TASK DIRECTIONS: Could you reproduce every record below exactly, excluding all pictures?

SOURCE DATA START

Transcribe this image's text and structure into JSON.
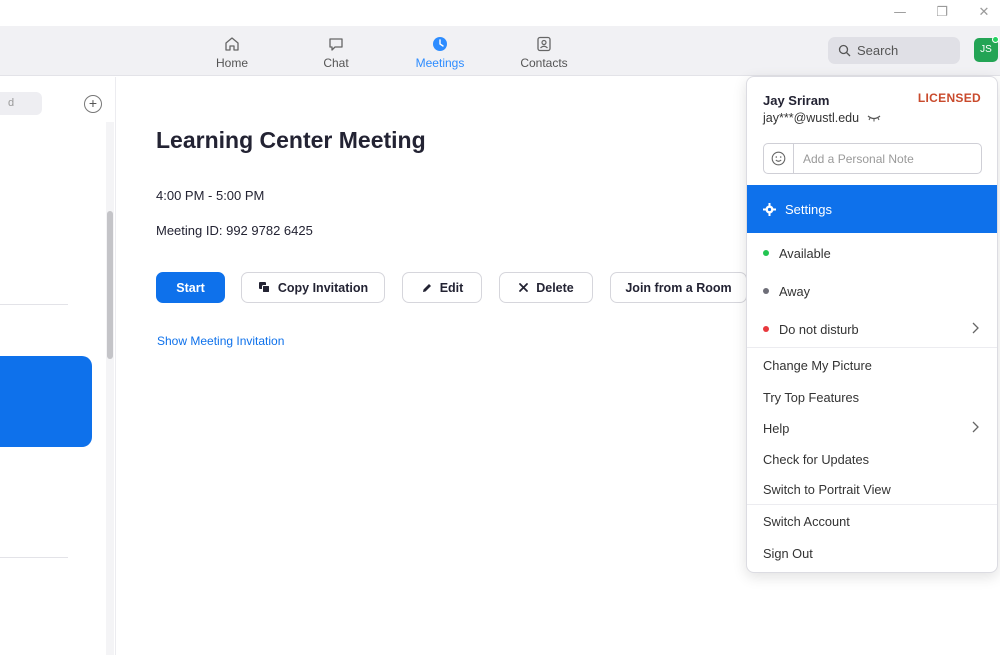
{
  "window": {
    "minimize_glyph": "—",
    "restore_glyph": "❐",
    "close_glyph": "✕"
  },
  "nav": {
    "tabs": [
      {
        "label": "Home",
        "icon": "home-icon"
      },
      {
        "label": "Chat",
        "icon": "chat-icon"
      },
      {
        "label": "Meetings",
        "icon": "clock-icon",
        "active": true
      },
      {
        "label": "Contacts",
        "icon": "contacts-icon"
      }
    ],
    "search_label": "Search",
    "avatar_initials": "JS",
    "accent_color": "#2d8cff"
  },
  "left": {
    "search_fragment": "d",
    "add_glyph": "+"
  },
  "meeting": {
    "title": "Learning Center Meeting",
    "time": "4:00 PM - 5:00 PM",
    "id_text": "Meeting ID: 992 9782 6425",
    "buttons": {
      "start": "Start",
      "copy": "Copy Invitation",
      "edit": "Edit",
      "delete": "Delete",
      "join_room": "Join from a Room"
    },
    "show_invitation": "Show Meeting Invitation"
  },
  "menu": {
    "user_name": "Jay Sriram",
    "license": "LICENSED",
    "email": "jay***@wustl.edu",
    "note_placeholder": "Add a Personal Note",
    "settings": "Settings",
    "status": [
      {
        "label": "Available",
        "color": "#23c552"
      },
      {
        "label": "Away",
        "color": "#6e6e78"
      },
      {
        "label": "Do not disturb",
        "color": "#e8383d"
      }
    ],
    "items": {
      "change_picture": "Change My Picture",
      "top_features": "Try Top Features",
      "help": "Help",
      "check_updates": "Check for Updates",
      "portrait_view": "Switch to Portrait View",
      "switch_account": "Switch Account",
      "sign_out": "Sign Out"
    },
    "primary_color": "#0e71eb"
  }
}
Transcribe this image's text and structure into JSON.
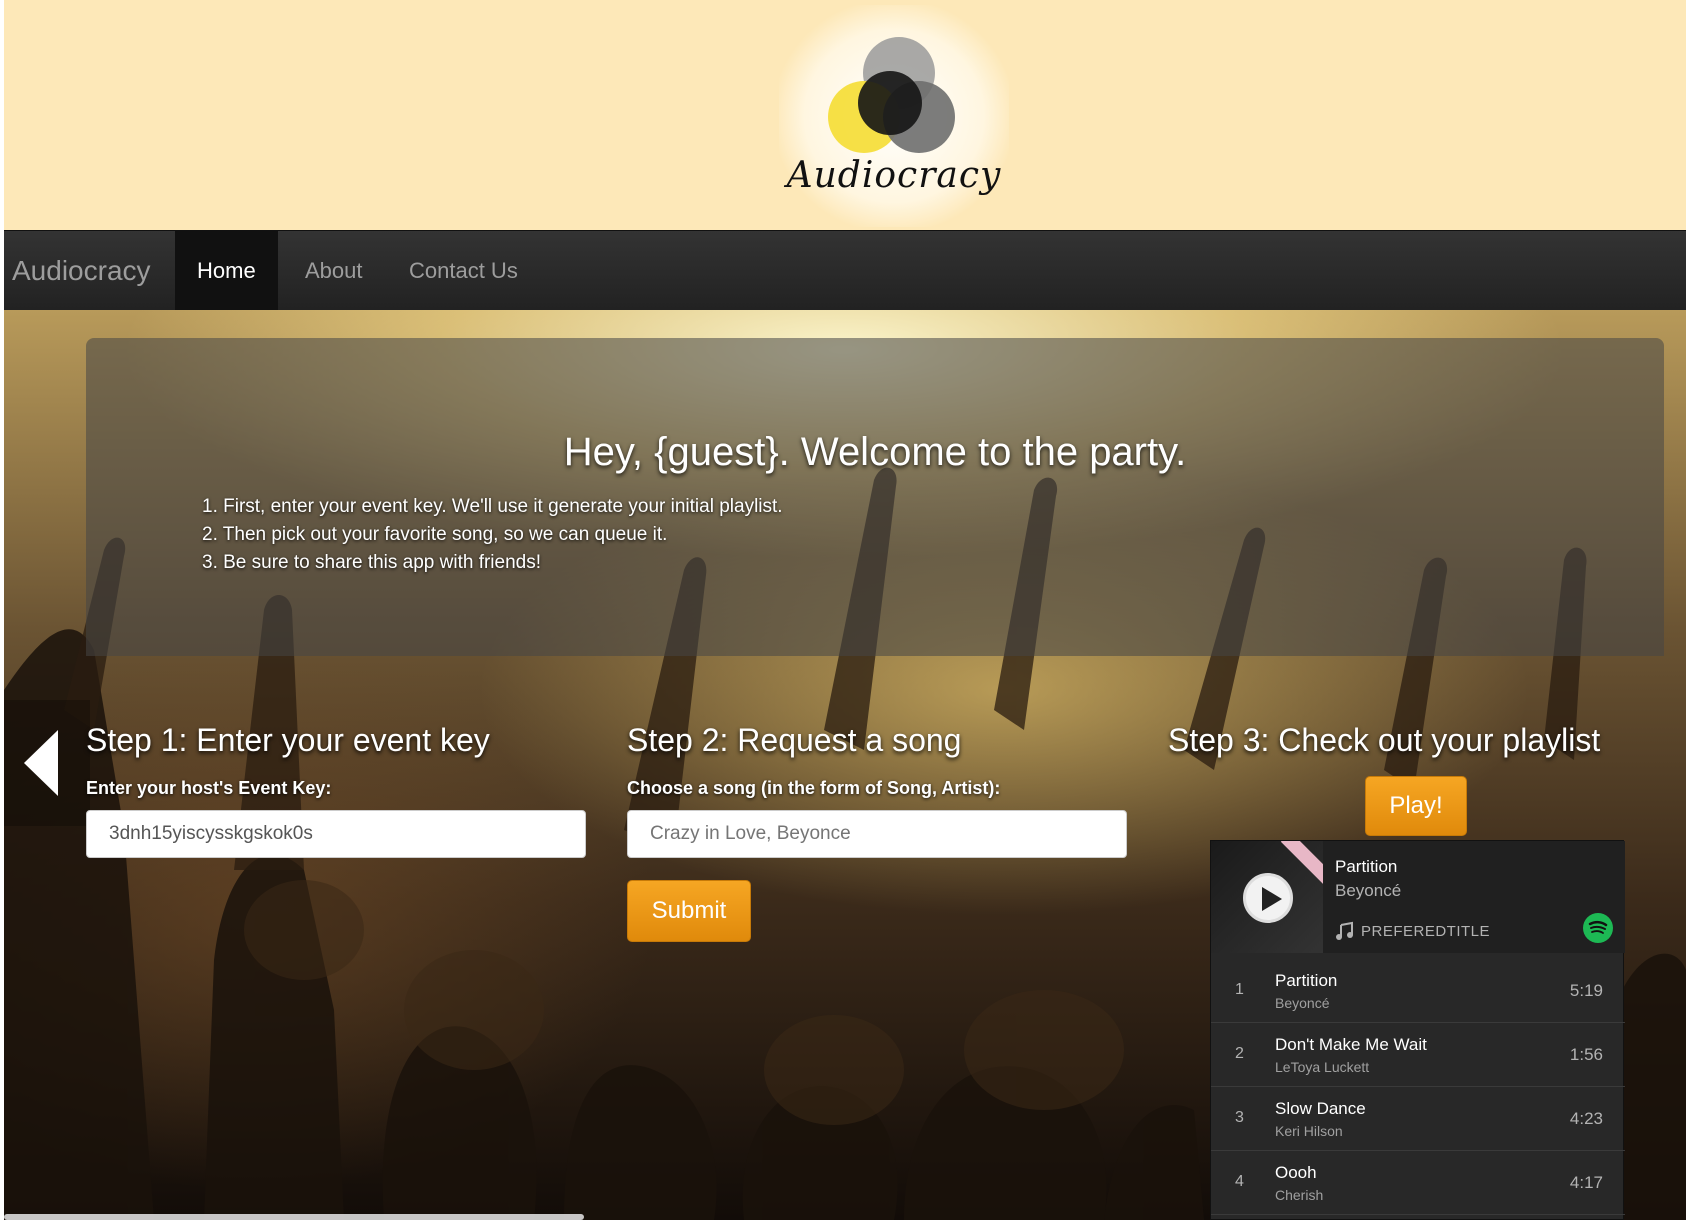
{
  "header": {
    "logo_text": "Audiocracy",
    "logo_icon": "overlapping-circles-logo",
    "colors": {
      "background": "#fde8b8",
      "circle_yellow": "#f5de3c",
      "circle_dark": "#1a1a1a",
      "circle_grey": "#8c8c8c"
    }
  },
  "navbar": {
    "brand": "Audiocracy",
    "items": [
      {
        "label": "Home",
        "active": true
      },
      {
        "label": "About",
        "active": false
      },
      {
        "label": "Contact Us",
        "active": false
      }
    ]
  },
  "jumbotron": {
    "title": "Hey, {guest}. Welcome to the party.",
    "steps": [
      "1. First, enter your event key. We'll use it generate your initial playlist.",
      "2. Then pick out your favorite song, so we can queue it.",
      "3. Be sure to share this app with friends!"
    ]
  },
  "carousel": {
    "prev_icon": "chevron-left-icon"
  },
  "step1": {
    "title": "Step 1: Enter your event key",
    "label": "Enter your host's Event Key:",
    "input_value": "3dnh15yiscysskgskok0s"
  },
  "step2": {
    "title": "Step 2: Request a song",
    "label": "Choose a song (in the form of Song, Artist):",
    "input_placeholder": "Crazy in Love, Beyonce",
    "submit_label": "Submit"
  },
  "step3": {
    "title": "Step 3: Check out your playlist",
    "play_label": "Play!"
  },
  "player": {
    "now_playing_title": "Partition",
    "now_playing_artist": "Beyoncé",
    "playlist_name": "PREFEREDTITLE",
    "icons": {
      "play": "play-icon",
      "note": "music-note-icon",
      "brand": "spotify-icon"
    },
    "tracks": [
      {
        "num": "1",
        "name": "Partition",
        "artist": "Beyoncé",
        "duration": "5:19"
      },
      {
        "num": "2",
        "name": "Don't Make Me Wait",
        "artist": "LeToya Luckett",
        "duration": "1:56"
      },
      {
        "num": "3",
        "name": "Slow Dance",
        "artist": "Keri Hilson",
        "duration": "4:23"
      },
      {
        "num": "4",
        "name": "Oooh",
        "artist": "Cherish",
        "duration": "4:17"
      }
    ]
  },
  "colors": {
    "accent_orange": "#f0961a",
    "navbar": "#222222",
    "spotify_green": "#1db954"
  }
}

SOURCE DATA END

REPLY:
Transcribe this image's text and structure into JSON.
{
  "window": {
    "minimize_glyph": "—",
    "restore_glyph": "❐",
    "close_glyph": "✕"
  },
  "nav": {
    "tabs": [
      {
        "label": "Home",
        "icon": "home-icon"
      },
      {
        "label": "Chat",
        "icon": "chat-icon"
      },
      {
        "label": "Meetings",
        "icon": "clock-icon",
        "active": true
      },
      {
        "label": "Contacts",
        "icon": "contacts-icon"
      }
    ],
    "search_label": "Search",
    "avatar_initials": "JS",
    "accent_color": "#2d8cff"
  },
  "left": {
    "search_fragment": "d",
    "add_glyph": "+"
  },
  "meeting": {
    "title": "Learning Center Meeting",
    "time": "4:00 PM - 5:00 PM",
    "id_text": "Meeting ID: 992 9782 6425",
    "buttons": {
      "start": "Start",
      "copy": "Copy Invitation",
      "edit": "Edit",
      "delete": "Delete",
      "join_room": "Join from a Room"
    },
    "show_invitation": "Show Meeting Invitation"
  },
  "menu": {
    "user_name": "Jay Sriram",
    "license": "LICENSED",
    "email": "jay***@wustl.edu",
    "note_placeholder": "Add a Personal Note",
    "settings": "Settings",
    "status": [
      {
        "label": "Available",
        "color": "#23c552"
      },
      {
        "label": "Away",
        "color": "#6e6e78"
      },
      {
        "label": "Do not disturb",
        "color": "#e8383d"
      }
    ],
    "items": {
      "change_picture": "Change My Picture",
      "top_features": "Try Top Features",
      "help": "Help",
      "check_updates": "Check for Updates",
      "portrait_view": "Switch to Portrait View",
      "switch_account": "Switch Account",
      "sign_out": "Sign Out"
    },
    "primary_color": "#0e71eb"
  }
}
Transcribe this image's text and structure into JSON.
{
  "header": {
    "logo_text": "Audiocracy",
    "logo_icon": "overlapping-circles-logo",
    "colors": {
      "background": "#fde8b8",
      "circle_yellow": "#f5de3c",
      "circle_dark": "#1a1a1a",
      "circle_grey": "#8c8c8c"
    }
  },
  "navbar": {
    "brand": "Audiocracy",
    "items": [
      {
        "label": "Home",
        "active": true
      },
      {
        "label": "About",
        "active": false
      },
      {
        "label": "Contact Us",
        "active": false
      }
    ]
  },
  "jumbotron": {
    "title": "Hey, {guest}. Welcome to the party.",
    "steps": [
      "1. First, enter your event key. We'll use it generate your initial playlist.",
      "2. Then pick out your favorite song, so we can queue it.",
      "3. Be sure to share this app with friends!"
    ]
  },
  "carousel": {
    "prev_icon": "chevron-left-icon"
  },
  "step1": {
    "title": "Step 1: Enter your event key",
    "label": "Enter your host's Event Key:",
    "input_value": "3dnh15yiscysskgskok0s"
  },
  "step2": {
    "title": "Step 2: Request a song",
    "label": "Choose a song (in the form of Song, Artist):",
    "input_placeholder": "Crazy in Love, Beyonce",
    "submit_label": "Submit"
  },
  "step3": {
    "title": "Step 3: Check out your playlist",
    "play_label": "Play!"
  },
  "player": {
    "now_playing_title": "Partition",
    "now_playing_artist": "Beyoncé",
    "playlist_name": "PREFEREDTITLE",
    "icons": {
      "play": "play-icon",
      "note": "music-note-icon",
      "brand": "spotify-icon"
    },
    "tracks": [
      {
        "num": "1",
        "name": "Partition",
        "artist": "Beyoncé",
        "duration": "5:19"
      },
      {
        "num": "2",
        "name": "Don't Make Me Wait",
        "artist": "LeToya Luckett",
        "duration": "1:56"
      },
      {
        "num": "3",
        "name": "Slow Dance",
        "artist": "Keri Hilson",
        "duration": "4:23"
      },
      {
        "num": "4",
        "name": "Oooh",
        "artist": "Cherish",
        "duration": "4:17"
      }
    ]
  },
  "colors": {
    "accent_orange": "#f0961a",
    "navbar": "#222222",
    "spotify_green": "#1db954"
  }
}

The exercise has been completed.